Norman McIntosh doesn't fish. He doesn't play golf. In retirement, there's only one thing he really wants to do: Keep flying.

The longest-serving aviator in the Virginia National Guard, Chief Warrant Officer McIntosh retires today after nearly 42 years of military service.

He stretched it out as long as he could. Today is the day he turns 62 years and 2 months - the Guard's mandatory retirement age.

A Portsmouth native and Cradock High School graduate, McIntosh joined the Virginia Guard in 1971 after a year-long tour as an Army helicopter pilot in Vietnam. As far as he knows, he is the oldest Army aviator still flying.

Like most Guardsmen, he has a day job in addition to his duties as a weekend warrior. An accounting officer at Norfolk Naval Shipyard, he plans to retire from his desk job next year.

"I'll miss this more than that," he said Tuesday after completing his last Guard flight in a Sikorsky UH-60 Black Hawk helicopter. "This helps you retain your sanity."

Now he hopes to sign up for the Virginia Defense Force, a volunteer auxiliary to the Guard, which has an aviation battalion. That would buy him a few more years, he said: "They kick you out at age 75."

McIntosh's last Guard flight was a victory lap, his passengers a coterie of reporters and photographers. Under a brilliant blue sky, he flew the Black Hawk along the James River's meandering course to Williamsburg, then back to the Guard's aviation facility next to Richmond International Airport, where he set it down gently on the tarmac.

He sat in the cockpit a few minutes to get a grip on his emotions, his short-cropped gray hair a stark contrast to the olive drab chopper. Then he briskly jumped down to a dousing of champagne by fellow Guardsmen.

As was usual over the course of his 5,600 hours in the air, the flight was flawless.
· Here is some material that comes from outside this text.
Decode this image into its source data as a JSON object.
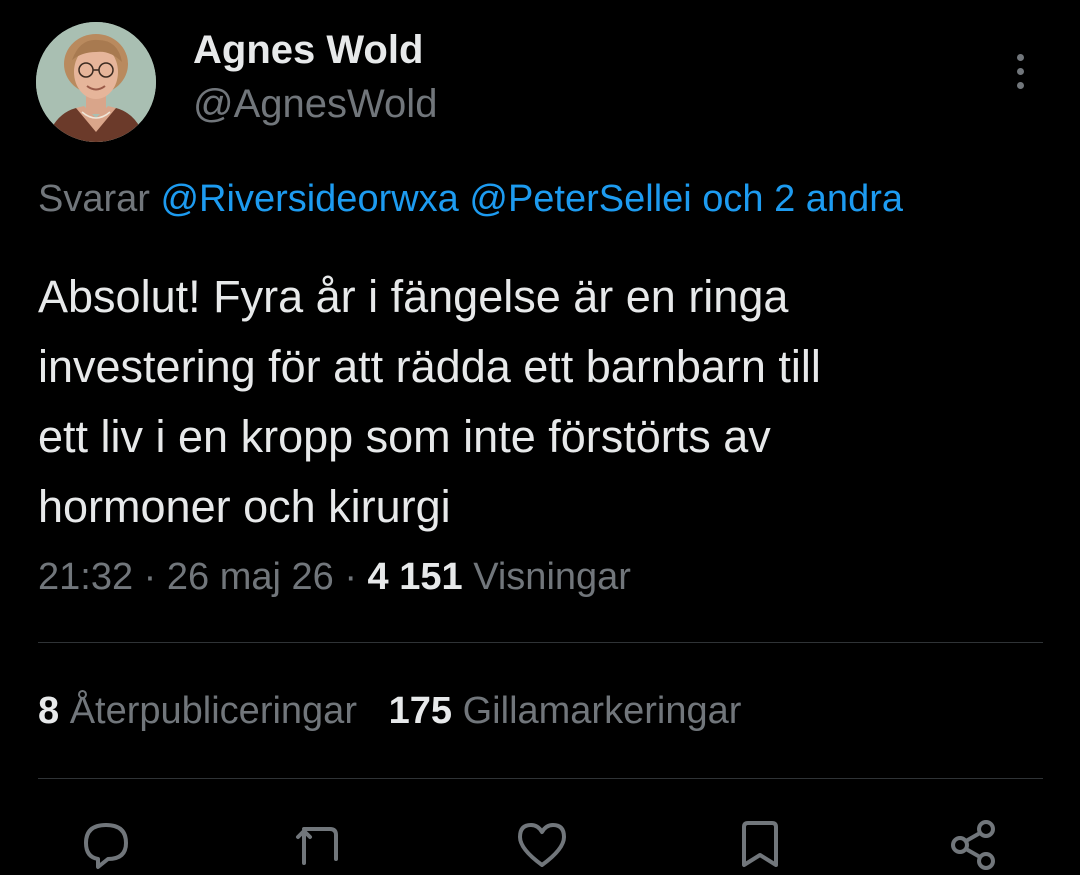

"He taught me enough to take me through two wars safely - no accidents, no incidents," said Col. Rob McMillan, the Virginia Army National Guard's chief of staff, who presided at McIntosh's retirement ceremony.

Among his other Guard duties, he has been an instructor pilot.

The son of a merchant seaman, McIntosh started flying at 16.

He flew 1,334 combat hours in Vietnam, ferrying troops and providing them air cover. He was awarded the Distinguished Flying Cross.

As a Guardsman he helped establish a medical evacuation detachment, and then deployed with it during the Persian Gulf War in 1990-91.

He participated in the Guard's rescue and relief efforts during a series of natural disasters, including floods in western Virginia in 1976, 1985 and 1995 and Hurricanes Dennis and Floyd in 1999.

Someone asked him, What were his most memorable moments?

That's easy, he replied: The births of his four children.

That was vintage Norm, said his wife, Kathy, whom he met as a student at Old Dominion University. Aviation and the Guard formed a huge thread in the tapestry of their life, but nothing came ahead of his kids.

One of his two sons, also named Norm, played football at Nansemond-Suffolk Academy. His dad attended the games diligently, but his Guard hurricane relief duties in 1999 caused him to miss a few.

One day that season, young Norm looked up during practice and there was Norm Sr.'s helicopter, taking a quick break from the disaster zone, circling the field, checking things out.

The kids are grown now, which means there's even more time for flying.

His wife knew what she was signing on for when she married him after his Vietnam tour, McIntosh said: "She already knew this was a done deal. I wasn't about to quit flying."

Whenever anybody asks him why, he quotes a line from an old John Wayne movie:

"I don't want to talk about what I used to be able to do."